Data to examine: Begin

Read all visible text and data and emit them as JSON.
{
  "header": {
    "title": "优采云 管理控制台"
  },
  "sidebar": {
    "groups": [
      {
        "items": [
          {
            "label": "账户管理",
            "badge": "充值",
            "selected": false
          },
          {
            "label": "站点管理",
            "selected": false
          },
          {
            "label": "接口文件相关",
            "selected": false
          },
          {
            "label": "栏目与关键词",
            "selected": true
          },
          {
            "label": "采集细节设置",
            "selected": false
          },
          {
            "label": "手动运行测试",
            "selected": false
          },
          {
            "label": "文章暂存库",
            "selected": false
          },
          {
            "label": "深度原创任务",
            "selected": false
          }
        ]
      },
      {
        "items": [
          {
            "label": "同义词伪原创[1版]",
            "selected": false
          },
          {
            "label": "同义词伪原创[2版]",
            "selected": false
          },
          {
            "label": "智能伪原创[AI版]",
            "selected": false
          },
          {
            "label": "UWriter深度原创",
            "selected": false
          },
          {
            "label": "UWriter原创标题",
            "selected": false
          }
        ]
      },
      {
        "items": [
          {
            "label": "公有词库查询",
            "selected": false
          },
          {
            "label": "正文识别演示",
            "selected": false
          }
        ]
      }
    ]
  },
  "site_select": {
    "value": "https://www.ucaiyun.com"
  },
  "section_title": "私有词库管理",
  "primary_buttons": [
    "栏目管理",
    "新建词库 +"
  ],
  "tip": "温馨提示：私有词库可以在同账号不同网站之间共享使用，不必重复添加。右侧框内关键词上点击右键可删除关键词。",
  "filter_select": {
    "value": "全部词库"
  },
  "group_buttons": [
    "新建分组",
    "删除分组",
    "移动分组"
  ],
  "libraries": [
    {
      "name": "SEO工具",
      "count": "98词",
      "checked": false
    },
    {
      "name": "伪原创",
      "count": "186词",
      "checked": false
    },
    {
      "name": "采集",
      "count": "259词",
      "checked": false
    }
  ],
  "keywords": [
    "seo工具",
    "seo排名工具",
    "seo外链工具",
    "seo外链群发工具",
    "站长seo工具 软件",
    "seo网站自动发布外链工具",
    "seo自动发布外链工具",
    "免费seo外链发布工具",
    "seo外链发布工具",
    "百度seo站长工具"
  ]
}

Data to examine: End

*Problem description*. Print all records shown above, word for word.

*Task solution*.
Read all visible text and data and emit them as JSON.
{
  "header": {
    "title": "优采云 管理控制台"
  },
  "sidebar": {
    "groups": [
      {
        "items": [
          {
            "label": "账户管理",
            "badge": "充值",
            "selected": false
          },
          {
            "label": "站点管理",
            "selected": false
          },
          {
            "label": "接口文件相关",
            "selected": false
          },
          {
            "label": "栏目与关键词",
            "selected": true
          },
          {
            "label": "采集细节设置",
            "selected": false
          },
          {
            "label": "手动运行测试",
            "selected": false
          },
          {
            "label": "文章暂存库",
            "selected": false
          },
          {
            "label": "深度原创任务",
            "selected": false
          }
        ]
      },
      {
        "items": [
          {
            "label": "同义词伪原创[1版]",
            "selected": false
          },
          {
            "label": "同义词伪原创[2版]",
            "selected": false
          },
          {
            "label": "智能伪原创[AI版]",
            "selected": false
          },
          {
            "label": "UWriter深度原创",
            "selected": false
          },
          {
            "label": "UWriter原创标题",
            "selected": false
          }
        ]
      },
      {
        "items": [
          {
            "label": "公有词库查询",
            "selected": false
          },
          {
            "label": "正文识别演示",
            "selected": false
          }
        ]
      }
    ]
  },
  "site_select": {
    "value": "https://www.ucaiyun.com"
  },
  "section_title": "私有词库管理",
  "primary_buttons": [
    "栏目管理",
    "新建词库 +"
  ],
  "tip": "温馨提示：私有词库可以在同账号不同网站之间共享使用，不必重复添加。右侧框内关键词上点击右键可删除关键词。",
  "filter_select": {
    "value": "全部词库"
  },
  "group_buttons": [
    "新建分组",
    "删除分组",
    "移动分组"
  ],
  "libraries": [
    {
      "name": "SEO工具",
      "count": "98词",
      "checked": false
    },
    {
      "name": "伪原创",
      "count": "186词",
      "checked": false
    },
    {
      "name": "采集",
      "count": "259词",
      "checked": false
    }
  ],
  "keywords": [
    "seo工具",
    "seo排名工具",
    "seo外链工具",
    "seo外链群发工具",
    "站长seo工具 软件",
    "seo网站自动发布外链工具",
    "seo自动发布外链工具",
    "免费seo外链发布工具",
    "seo外链发布工具",
    "百度seo站长工具"
  ]
}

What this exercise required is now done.